123 G. Oph is a red pulsating giant star that can be located in the constellation of Ophiuchus. HIP is the reference name for the star in the Hipparcos Star Catalogue. The Id of the star in the Henry Draper catalogue is HD. The Id of the star in the Gould Star Catalogue is . Stars in the southern hemisphere are more likely to have a Gould Id than the northern hemisphere. For example, there are no Gould classified stars in Ursa Major.
The location of the star in the galaxy is determined by the Right Ascension (R.A.) and Declination (Dec.), these are equivalent to the Longitude and Latitude on the Earth. The Right Ascension is how far expressed in time (hh:mm:ss) the star is from celestial equator. The Declination is how up or down compared to the celestial equator and is expressed in degrees. For 123 G. Oph, the location is 17h 19m 46.49 and +02 d 08`22.1 .
123 G. Oph has a spectral type of M5III. This means the star is (M) red coloured (III) giant. 123 G. Oph lies at a distance of 599.56 light years away from our Sun and our planet Earth or to put it another way, 183.65 parsecs away from the Sun.
123 G. Oph has an apparent magnitude of 6.43 which is how bright we see the star from Earth. Apparent Magnitude is also known as Visual Magnitude. Magnitude, whether it be apparent/visual or absolute magnitude is measured by a number, the smaller the number, the brighter the Star is. Our own Sun is the brightest star and therefore has the lowest of all magnitudes, -26.74. A faint star will have a high number. The stars temperature has been calculated at between 2400 and 3700 based on the Class Type and lookup at Wikipedia-Stellar Classification
The star is a pulsating Semiregular s, which are giants or supergiants of intermediate and late spectral variable type which means that its size changes over time. The Variable Type is usually named after the first star of that type to be spotted. This is a some uncertainty as to the type but the type mentioned is the current variable star classification for this star. 123 G. Oph brightness ranges from a magnitude of 7.000 to a magnitude of 6.000 over its variable period. The smaller the magnitude, the brighter the star.
|Traditional Name||123 G. Oph|
|Short Name||V2113 Oph|
|Hipparcos Library I.D.||84780|
|Henry Draper Designation||156860|
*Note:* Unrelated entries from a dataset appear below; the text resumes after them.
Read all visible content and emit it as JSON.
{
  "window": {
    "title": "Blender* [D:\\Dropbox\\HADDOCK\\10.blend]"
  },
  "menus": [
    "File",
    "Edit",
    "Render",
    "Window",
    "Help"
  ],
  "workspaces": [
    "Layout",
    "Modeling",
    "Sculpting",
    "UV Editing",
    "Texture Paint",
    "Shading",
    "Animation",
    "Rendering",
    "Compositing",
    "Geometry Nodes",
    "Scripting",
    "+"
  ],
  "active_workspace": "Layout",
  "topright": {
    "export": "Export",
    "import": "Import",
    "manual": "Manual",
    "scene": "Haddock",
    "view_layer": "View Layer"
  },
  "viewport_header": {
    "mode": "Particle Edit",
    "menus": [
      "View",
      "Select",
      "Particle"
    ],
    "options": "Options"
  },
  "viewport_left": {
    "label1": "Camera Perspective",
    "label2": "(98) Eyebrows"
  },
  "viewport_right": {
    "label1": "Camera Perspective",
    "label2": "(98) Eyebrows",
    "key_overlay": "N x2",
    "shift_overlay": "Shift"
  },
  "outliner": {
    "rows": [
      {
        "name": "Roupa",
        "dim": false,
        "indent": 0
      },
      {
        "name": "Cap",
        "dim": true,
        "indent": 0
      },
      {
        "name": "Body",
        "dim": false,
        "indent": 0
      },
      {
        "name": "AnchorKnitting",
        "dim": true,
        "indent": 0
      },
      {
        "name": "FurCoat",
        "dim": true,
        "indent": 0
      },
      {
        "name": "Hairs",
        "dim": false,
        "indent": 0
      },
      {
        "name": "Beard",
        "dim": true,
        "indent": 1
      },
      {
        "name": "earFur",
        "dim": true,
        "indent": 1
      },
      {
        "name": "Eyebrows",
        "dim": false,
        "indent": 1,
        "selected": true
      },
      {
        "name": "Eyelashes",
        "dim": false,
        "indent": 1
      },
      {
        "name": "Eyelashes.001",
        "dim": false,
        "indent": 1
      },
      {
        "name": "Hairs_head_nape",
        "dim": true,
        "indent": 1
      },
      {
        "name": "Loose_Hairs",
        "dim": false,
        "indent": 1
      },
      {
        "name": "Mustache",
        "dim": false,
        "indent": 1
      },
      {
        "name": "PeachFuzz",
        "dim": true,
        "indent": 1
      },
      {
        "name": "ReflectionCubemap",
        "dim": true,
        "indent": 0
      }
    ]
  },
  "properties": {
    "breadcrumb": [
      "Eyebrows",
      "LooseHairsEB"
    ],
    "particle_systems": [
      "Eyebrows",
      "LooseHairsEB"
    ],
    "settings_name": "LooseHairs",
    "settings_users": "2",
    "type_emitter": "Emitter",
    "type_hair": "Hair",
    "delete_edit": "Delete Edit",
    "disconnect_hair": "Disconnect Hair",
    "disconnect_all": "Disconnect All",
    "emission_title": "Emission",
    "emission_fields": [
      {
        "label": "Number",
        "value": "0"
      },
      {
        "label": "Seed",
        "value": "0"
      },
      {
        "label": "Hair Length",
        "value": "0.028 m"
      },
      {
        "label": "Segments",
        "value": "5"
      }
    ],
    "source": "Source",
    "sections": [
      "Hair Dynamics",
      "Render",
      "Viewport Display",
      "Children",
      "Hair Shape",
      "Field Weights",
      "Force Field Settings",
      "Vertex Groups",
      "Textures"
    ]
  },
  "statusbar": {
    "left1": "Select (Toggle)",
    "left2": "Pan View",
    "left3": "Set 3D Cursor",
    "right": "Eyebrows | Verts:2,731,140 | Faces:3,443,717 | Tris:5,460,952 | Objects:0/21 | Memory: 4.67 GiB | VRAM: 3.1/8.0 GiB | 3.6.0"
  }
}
|Right Ascension (R.A.)||17h 19m 46.49|
|Declination (Dec.)||+02 d 08`22.1|
|Distance from the Sun / Earth||599.56 Light Years|
|Star Type||(III) giant.|
|Variable Star Class||Pulsating|
|Variable Star Type||Semiregular s, which are giants or supergiants of intermediate and late spectral probably|
|Variable Magnitude Range (Brighter - Dimmer)||6.000 - 7.000|
|Calculated Temperature Range||2,400.00 - 3,700.00|